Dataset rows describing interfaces
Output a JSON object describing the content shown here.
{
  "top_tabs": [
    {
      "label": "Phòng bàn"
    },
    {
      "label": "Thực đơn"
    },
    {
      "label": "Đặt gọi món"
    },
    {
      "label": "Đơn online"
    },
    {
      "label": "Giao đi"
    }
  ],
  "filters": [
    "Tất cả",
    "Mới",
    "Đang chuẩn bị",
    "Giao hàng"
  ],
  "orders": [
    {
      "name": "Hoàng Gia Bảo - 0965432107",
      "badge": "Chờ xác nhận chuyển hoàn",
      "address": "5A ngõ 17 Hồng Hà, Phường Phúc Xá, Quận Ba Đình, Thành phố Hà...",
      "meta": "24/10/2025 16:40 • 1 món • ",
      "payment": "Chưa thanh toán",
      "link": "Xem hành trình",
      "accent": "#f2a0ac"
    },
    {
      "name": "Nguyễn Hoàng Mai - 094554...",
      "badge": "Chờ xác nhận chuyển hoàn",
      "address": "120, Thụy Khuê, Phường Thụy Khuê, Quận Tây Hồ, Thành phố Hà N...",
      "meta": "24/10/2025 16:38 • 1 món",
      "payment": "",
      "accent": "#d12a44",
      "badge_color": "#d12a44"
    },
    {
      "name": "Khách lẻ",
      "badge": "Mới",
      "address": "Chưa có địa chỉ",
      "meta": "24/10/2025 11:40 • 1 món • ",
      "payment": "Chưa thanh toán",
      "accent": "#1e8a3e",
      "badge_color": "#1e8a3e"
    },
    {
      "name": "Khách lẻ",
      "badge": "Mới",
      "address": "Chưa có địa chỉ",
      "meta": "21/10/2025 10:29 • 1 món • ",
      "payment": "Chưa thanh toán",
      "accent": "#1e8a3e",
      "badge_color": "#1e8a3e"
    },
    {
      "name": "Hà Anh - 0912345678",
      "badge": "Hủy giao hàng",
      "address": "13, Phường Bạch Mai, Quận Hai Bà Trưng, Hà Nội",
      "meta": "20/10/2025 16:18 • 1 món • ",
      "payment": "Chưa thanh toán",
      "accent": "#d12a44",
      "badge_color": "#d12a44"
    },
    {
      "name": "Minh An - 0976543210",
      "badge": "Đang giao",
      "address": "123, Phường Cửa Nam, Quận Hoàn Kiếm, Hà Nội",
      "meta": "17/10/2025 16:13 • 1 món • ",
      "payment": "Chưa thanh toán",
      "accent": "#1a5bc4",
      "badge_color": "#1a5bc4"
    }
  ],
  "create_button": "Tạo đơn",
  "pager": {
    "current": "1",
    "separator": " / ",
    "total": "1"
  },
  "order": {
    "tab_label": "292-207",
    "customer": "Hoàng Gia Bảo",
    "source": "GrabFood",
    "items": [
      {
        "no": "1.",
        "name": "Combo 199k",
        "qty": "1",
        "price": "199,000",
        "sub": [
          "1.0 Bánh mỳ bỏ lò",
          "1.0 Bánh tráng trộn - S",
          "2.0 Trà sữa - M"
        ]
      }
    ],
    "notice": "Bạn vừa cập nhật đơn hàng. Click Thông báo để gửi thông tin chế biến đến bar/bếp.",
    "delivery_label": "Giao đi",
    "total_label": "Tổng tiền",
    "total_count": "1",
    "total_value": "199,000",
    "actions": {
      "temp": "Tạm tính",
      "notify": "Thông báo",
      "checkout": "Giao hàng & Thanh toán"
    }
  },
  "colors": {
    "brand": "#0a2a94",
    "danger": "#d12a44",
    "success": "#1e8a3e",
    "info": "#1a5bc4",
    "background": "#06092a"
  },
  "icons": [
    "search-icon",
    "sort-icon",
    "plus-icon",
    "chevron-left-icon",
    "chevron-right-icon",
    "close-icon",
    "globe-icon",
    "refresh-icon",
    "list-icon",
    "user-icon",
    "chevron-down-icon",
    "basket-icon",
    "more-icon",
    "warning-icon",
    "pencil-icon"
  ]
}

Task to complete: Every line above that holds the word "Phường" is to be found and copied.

Completed exercise:
      "address": "5A ngõ 17 Hồng Hà, Phường Phúc Xá, Quận Ba Đình, Thành phố Hà...",
      "address": "120, Thụy Khuê, Phường Thụy Khuê, Quận Tây Hồ, Thành phố Hà N...",
      "address": "13, Phường Bạch Mai, Quận Hai Bà Trưng, Hà Nội",
      "address": "123, Phường Cửa Nam, Quận Hoàn Kiếm, Hà Nội",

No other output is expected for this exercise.